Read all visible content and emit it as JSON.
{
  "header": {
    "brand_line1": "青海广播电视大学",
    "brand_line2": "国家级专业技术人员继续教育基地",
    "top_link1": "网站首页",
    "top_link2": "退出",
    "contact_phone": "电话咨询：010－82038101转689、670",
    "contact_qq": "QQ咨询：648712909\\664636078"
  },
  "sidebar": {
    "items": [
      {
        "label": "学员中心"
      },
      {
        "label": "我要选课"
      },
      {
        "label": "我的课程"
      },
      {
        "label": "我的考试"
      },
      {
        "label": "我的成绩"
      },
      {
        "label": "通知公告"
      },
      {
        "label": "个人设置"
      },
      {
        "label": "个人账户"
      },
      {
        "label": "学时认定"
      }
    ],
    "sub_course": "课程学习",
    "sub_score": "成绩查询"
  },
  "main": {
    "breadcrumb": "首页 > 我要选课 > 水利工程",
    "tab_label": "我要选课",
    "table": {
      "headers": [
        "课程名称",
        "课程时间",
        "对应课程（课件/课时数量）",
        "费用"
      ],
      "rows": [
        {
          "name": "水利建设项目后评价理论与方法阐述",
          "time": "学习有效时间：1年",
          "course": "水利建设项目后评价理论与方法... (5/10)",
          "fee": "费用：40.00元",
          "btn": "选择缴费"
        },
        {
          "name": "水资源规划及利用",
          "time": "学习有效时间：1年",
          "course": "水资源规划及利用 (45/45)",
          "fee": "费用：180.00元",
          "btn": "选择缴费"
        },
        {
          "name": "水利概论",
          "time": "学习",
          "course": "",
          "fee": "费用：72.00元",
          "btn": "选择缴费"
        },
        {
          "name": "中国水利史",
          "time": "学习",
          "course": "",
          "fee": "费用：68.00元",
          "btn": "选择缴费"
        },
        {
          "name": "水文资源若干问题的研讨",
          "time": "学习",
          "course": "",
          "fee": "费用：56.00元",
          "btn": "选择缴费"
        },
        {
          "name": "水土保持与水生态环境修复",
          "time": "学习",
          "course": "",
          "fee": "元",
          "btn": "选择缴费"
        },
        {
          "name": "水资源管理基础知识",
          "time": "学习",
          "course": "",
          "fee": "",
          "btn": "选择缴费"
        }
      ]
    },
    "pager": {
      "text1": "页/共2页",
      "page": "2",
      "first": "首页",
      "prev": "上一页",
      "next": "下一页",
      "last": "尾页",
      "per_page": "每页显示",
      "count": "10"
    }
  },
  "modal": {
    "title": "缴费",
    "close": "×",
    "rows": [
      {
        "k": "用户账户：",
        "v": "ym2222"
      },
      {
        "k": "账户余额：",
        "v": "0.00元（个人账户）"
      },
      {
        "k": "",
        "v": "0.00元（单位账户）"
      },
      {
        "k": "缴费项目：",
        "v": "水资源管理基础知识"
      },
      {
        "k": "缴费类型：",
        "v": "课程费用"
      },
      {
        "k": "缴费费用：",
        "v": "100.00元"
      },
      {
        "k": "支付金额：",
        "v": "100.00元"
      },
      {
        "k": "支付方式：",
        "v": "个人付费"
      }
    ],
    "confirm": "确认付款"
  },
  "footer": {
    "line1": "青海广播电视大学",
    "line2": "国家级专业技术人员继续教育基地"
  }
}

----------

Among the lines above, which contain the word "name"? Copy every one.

• [Response area]
          "name": "水利建设项目后评价理论与方法阐述",
          "name": "水资源规划及利用",
          "name": "水利概论",
          "name": "中国水利史",
          "name": "水文资源若干问题的研讨",
          "name": "水土保持与水生态环境修复",
          "name": "水资源管理基础知识",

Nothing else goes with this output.